→ **Exercise brief**: The answer should consist of each line below that contains the word "legend".

*** Opening Supplied information ***

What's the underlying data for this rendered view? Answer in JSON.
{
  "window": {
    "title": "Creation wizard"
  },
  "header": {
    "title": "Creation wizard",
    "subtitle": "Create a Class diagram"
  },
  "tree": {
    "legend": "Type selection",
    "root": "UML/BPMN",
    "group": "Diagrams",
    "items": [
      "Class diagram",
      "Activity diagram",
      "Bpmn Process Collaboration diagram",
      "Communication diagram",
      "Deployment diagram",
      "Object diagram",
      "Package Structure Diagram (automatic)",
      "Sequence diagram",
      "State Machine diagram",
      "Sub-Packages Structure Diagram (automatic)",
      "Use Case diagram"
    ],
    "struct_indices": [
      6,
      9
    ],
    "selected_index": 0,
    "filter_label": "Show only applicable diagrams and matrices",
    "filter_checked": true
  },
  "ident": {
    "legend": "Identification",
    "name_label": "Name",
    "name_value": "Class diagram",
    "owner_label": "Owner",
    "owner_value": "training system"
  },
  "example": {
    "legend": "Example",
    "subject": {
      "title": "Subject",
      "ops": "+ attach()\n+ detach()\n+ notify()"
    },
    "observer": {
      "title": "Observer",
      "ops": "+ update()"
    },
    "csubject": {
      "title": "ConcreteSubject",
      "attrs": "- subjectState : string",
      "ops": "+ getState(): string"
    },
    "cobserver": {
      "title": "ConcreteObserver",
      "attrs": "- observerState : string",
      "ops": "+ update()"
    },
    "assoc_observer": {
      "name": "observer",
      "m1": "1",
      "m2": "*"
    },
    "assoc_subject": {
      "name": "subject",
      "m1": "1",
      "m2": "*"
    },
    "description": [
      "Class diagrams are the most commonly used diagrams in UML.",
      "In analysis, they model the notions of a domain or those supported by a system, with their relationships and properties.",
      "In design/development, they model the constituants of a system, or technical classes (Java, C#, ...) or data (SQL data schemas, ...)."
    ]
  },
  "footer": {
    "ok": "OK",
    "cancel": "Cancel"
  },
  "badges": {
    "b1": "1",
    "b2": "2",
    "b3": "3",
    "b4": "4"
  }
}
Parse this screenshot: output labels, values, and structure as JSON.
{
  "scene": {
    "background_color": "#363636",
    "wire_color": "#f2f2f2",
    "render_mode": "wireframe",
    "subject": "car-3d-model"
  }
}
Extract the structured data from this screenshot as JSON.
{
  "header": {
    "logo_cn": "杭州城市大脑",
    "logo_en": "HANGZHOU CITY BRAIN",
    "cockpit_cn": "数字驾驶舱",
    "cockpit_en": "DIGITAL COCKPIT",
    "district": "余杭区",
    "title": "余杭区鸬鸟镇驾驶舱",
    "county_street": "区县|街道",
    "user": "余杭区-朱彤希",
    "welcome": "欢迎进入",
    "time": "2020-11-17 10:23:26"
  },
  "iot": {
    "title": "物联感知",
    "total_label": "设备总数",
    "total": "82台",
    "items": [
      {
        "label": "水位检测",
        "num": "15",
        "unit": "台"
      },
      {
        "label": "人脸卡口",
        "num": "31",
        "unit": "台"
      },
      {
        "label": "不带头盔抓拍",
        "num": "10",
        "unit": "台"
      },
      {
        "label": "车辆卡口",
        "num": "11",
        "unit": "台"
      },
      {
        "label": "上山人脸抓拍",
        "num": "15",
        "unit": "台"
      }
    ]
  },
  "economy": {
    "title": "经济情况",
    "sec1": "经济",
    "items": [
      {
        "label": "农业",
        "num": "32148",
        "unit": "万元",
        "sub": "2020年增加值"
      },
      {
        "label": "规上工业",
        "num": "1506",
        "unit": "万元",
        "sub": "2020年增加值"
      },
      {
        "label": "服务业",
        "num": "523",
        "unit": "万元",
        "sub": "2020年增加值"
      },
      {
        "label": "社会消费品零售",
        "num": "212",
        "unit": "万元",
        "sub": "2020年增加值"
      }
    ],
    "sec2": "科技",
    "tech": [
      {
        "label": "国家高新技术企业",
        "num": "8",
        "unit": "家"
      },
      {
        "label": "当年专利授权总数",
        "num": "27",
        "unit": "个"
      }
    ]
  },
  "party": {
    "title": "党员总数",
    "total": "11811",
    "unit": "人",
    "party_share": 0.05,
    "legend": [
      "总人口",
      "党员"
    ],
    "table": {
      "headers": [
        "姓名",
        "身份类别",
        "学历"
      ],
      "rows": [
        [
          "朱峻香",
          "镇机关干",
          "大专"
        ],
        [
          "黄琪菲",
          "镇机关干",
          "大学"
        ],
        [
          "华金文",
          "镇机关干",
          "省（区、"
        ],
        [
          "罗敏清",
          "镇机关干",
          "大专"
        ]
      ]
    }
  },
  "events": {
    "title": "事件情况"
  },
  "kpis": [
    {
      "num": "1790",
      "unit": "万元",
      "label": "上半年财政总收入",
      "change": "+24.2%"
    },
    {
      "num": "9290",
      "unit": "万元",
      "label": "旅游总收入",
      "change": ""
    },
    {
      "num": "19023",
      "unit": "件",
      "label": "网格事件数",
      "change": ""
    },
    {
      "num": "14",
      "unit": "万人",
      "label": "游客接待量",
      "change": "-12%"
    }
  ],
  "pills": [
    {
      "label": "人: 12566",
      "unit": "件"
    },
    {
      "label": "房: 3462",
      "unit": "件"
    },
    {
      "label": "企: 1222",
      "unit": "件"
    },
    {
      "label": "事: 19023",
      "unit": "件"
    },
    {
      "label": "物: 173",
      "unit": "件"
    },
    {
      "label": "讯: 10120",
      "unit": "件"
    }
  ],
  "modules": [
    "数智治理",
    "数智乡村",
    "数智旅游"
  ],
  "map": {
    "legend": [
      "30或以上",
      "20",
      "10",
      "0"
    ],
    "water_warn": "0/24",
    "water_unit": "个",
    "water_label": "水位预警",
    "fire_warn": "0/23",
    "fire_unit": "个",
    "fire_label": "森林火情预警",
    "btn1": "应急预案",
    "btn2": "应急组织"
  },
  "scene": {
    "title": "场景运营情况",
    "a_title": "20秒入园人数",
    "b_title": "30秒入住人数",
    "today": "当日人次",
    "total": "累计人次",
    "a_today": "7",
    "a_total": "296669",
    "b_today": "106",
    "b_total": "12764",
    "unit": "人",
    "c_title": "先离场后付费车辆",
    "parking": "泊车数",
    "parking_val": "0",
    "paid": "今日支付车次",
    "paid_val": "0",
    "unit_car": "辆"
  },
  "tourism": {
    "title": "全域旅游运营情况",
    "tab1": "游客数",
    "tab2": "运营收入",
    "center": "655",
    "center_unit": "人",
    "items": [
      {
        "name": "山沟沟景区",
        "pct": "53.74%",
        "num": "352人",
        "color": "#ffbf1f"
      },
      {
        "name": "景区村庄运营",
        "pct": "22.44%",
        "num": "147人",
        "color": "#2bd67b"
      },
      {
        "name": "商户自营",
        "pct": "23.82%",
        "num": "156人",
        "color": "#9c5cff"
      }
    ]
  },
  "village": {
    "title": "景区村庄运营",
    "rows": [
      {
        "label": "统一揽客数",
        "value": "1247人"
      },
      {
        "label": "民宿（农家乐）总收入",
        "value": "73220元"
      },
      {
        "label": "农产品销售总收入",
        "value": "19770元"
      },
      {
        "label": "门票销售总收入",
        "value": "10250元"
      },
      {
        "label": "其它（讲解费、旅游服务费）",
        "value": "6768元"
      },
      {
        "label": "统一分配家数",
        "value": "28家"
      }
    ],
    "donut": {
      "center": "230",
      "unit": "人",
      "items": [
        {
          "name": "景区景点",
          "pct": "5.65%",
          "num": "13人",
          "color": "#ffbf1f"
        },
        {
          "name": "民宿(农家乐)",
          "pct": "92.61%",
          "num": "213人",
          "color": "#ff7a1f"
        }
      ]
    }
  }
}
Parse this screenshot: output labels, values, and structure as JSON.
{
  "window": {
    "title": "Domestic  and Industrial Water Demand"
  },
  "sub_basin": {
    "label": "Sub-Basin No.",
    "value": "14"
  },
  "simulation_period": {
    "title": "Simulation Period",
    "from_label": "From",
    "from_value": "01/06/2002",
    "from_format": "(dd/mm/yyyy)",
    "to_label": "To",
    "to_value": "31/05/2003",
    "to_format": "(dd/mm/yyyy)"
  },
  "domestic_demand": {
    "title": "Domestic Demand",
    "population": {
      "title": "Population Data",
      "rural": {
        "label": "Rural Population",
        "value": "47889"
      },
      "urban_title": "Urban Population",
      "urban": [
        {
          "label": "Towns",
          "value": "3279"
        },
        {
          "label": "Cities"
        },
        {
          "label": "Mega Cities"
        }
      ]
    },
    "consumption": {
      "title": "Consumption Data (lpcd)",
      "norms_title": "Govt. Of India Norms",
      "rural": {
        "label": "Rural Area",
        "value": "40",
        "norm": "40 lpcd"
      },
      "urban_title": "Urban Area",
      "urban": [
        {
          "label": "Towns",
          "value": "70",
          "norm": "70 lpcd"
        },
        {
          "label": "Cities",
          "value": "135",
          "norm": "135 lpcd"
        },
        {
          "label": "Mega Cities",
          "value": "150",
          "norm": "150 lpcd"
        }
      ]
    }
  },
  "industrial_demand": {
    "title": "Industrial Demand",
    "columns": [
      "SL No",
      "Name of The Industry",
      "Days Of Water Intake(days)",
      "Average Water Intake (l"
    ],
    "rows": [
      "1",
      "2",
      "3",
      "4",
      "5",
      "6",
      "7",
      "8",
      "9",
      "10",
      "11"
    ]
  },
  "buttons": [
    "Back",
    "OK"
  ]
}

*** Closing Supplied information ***

→ **Solution for this exercise**:
    "legend": "Type selection",
    "legend": "Identification",
    "legend": "Example",
    "legend": [
    "legend": [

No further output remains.